2018 was a pretty shit year for most things, huh? At least there were good books to distract us. I read 272 books this year, which is the most since I began logging my reading in Goodreads several years ago (and definitely makes it sound like I need some new hobbies). Here are some of my favorites:
The Murderbot Diaries novellas by Martha Wells (All Systems Red, Artificial Condition, Exit Strategy, Rogue Protocol): I just really loved these. Super fun, quick-paced science fiction with a tortured, snarky hero. I’m really looking forward to the full-length Murderbot novel the author is working on now.
The Great Believers by Rebecca Makkai: A touching and often quite sad novel of friendship that alternates between a group of friends in 1985 Chicago amidst the AIDS crisis and 30 years later, as one of them tracks down her estranged daughter in Paris.
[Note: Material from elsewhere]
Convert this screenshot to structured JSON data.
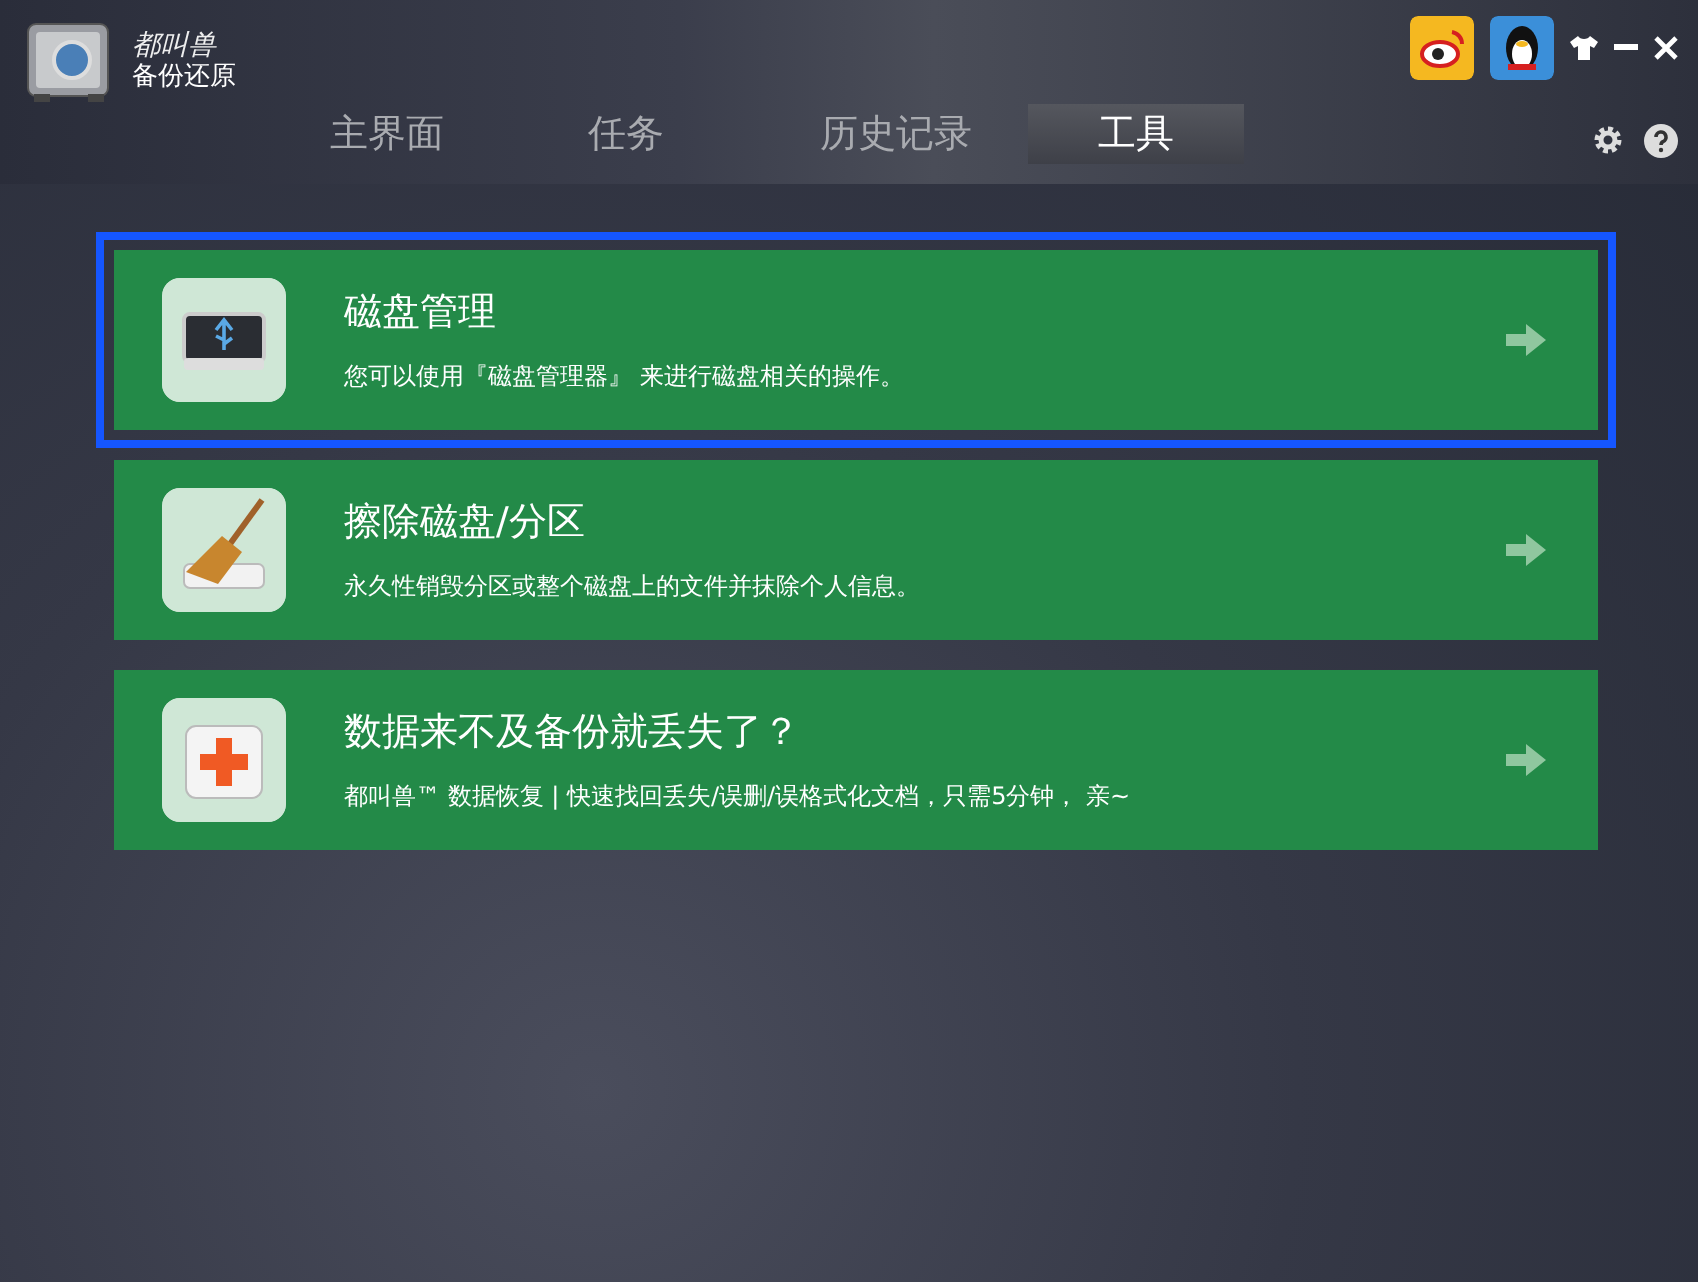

Into the Drowning Deep by Mira Grant: Killer mermaids! Awesome diverse scientist characters! What’s not to love?
Broken Ground by Val McDermid: The fifth entry in the Karen Pirie series, and my favorite one to date. It centers on DCI Pirie, the head of a Historic Crimes Unit in Scotland. I love the mix of cold case investigation procedural, tough female detective, great character development, and atmospheric setting. I definitely recommend these if you are into any of those things.
The Trespasser by Tana French: The newest entry in the wonderful Dublin Murder Squad series, and my favorite so far. Each book in this series features a different detective as the main character, and this one is Detective Antoinette Conway, a bitchy badass with a chip on her shoulder. I love her.
Stray City by Chelsey Johnson: This novel centers on Andrea, a young woman who escapes her conservative Midwestern family for the insular lesbian community of 1990s Portland. When she finds herself pregnant after a short affair with a man, it upends her new found community. I found it to be charming and sweet, and I loved the 1990s setting.
Royal City by Jeff Lemire: As I’ve mentioned before, I am a sucker for sibling stories. And I’m a big fan of Jeff Lemire’s work, so I loved this series about a family coming to terms with past tragedy.
Hey, Kiddo by Jarrett Krosoczka: This memoir tells the author’s story of growing up as the son of an addicted mother. A beautifully done tearjerker.
The Library Book by Susan Orlean: I loved everything about this one. Lots of wonderfully eccentric characters from the world of libraries and Los Angeles history. I knew nothing about the story of the library fire going in, so it was all fascinating.
Heavy: An American Memoir by Kiese Laymon: The best memoir I read this year. A powerful heart-punch of a book about the author’s childhood and his relationship with the abusive mother he idolizes.
Nomadland: Surviving America in the 21st Century by Jessica Bruder: A compelling and really rather depressing look at the way our society is totally failing older adults (and really, let’s face it, most people). It follows several people who lost out in the 2008 economic downturn who are struggling to afford the basics (shelter, health care, food) with little to no security.
Educated by Tara Westover: This one has already gotten a ton of attention, so I don’t really have much to add, except for that it was really hard to read her descriptions of physical abuse and medical neglect. Infuriating.
I’ll Be Gone in the Dark by Michelle McNamara: Another one that has already been written about everywhere. Super compelling, well-written true crime. Also, it scared the bejesus out of me!